_Assigned task_:
Below are records; report the number of lines among them that include the word "label", and nothing further.

+--

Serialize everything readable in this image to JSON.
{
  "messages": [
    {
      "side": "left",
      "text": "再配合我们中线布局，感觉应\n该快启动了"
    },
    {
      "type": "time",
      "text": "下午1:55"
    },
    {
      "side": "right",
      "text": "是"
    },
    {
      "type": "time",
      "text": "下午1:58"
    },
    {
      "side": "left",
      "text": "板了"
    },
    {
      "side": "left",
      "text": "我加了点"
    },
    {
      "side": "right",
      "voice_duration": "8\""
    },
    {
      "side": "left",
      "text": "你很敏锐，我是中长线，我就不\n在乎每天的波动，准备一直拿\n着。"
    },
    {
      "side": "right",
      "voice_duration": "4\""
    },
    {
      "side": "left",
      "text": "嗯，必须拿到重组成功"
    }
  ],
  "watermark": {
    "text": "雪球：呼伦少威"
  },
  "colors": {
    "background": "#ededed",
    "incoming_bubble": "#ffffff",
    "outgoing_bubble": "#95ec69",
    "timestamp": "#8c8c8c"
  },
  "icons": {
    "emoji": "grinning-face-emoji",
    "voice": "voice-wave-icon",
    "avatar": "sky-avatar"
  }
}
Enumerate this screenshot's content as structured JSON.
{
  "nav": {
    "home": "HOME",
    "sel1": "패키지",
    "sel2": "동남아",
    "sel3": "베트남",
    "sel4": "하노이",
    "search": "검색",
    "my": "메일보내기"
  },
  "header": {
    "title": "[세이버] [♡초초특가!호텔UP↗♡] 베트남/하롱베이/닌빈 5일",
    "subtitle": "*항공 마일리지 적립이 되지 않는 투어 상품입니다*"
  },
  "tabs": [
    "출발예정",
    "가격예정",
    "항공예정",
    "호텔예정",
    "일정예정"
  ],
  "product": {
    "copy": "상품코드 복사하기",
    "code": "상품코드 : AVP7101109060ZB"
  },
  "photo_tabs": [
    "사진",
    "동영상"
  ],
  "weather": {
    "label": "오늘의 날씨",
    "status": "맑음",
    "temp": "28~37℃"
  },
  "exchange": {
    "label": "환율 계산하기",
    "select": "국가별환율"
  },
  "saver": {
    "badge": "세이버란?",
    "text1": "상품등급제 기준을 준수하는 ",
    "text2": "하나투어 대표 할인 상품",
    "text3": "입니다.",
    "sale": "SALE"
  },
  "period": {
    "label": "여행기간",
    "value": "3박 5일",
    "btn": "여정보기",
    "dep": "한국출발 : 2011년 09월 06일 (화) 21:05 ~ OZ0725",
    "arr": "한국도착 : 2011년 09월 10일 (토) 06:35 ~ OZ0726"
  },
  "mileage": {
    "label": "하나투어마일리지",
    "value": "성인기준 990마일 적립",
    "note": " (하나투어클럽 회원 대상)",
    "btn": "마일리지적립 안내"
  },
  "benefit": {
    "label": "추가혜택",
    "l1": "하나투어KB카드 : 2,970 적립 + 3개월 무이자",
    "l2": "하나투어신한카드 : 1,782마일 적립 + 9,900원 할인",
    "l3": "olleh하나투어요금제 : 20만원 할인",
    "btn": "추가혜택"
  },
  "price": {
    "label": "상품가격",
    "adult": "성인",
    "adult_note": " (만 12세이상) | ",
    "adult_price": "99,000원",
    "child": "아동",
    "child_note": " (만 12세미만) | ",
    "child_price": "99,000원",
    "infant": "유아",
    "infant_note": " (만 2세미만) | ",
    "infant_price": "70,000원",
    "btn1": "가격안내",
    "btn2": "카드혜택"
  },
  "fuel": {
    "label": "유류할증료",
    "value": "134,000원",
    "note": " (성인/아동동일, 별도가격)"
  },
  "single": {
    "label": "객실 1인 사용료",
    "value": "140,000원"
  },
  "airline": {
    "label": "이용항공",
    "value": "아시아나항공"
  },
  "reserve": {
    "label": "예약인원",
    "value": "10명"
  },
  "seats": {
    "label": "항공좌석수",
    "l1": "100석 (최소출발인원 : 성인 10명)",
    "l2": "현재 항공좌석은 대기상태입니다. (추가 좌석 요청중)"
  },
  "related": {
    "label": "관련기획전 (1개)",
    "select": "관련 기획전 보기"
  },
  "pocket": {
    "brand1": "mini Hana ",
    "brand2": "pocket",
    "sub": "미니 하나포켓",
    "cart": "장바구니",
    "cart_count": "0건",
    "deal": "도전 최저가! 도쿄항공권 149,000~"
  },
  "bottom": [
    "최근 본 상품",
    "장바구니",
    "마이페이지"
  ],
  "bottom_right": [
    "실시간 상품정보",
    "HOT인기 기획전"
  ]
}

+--

_Exercise answer_:
12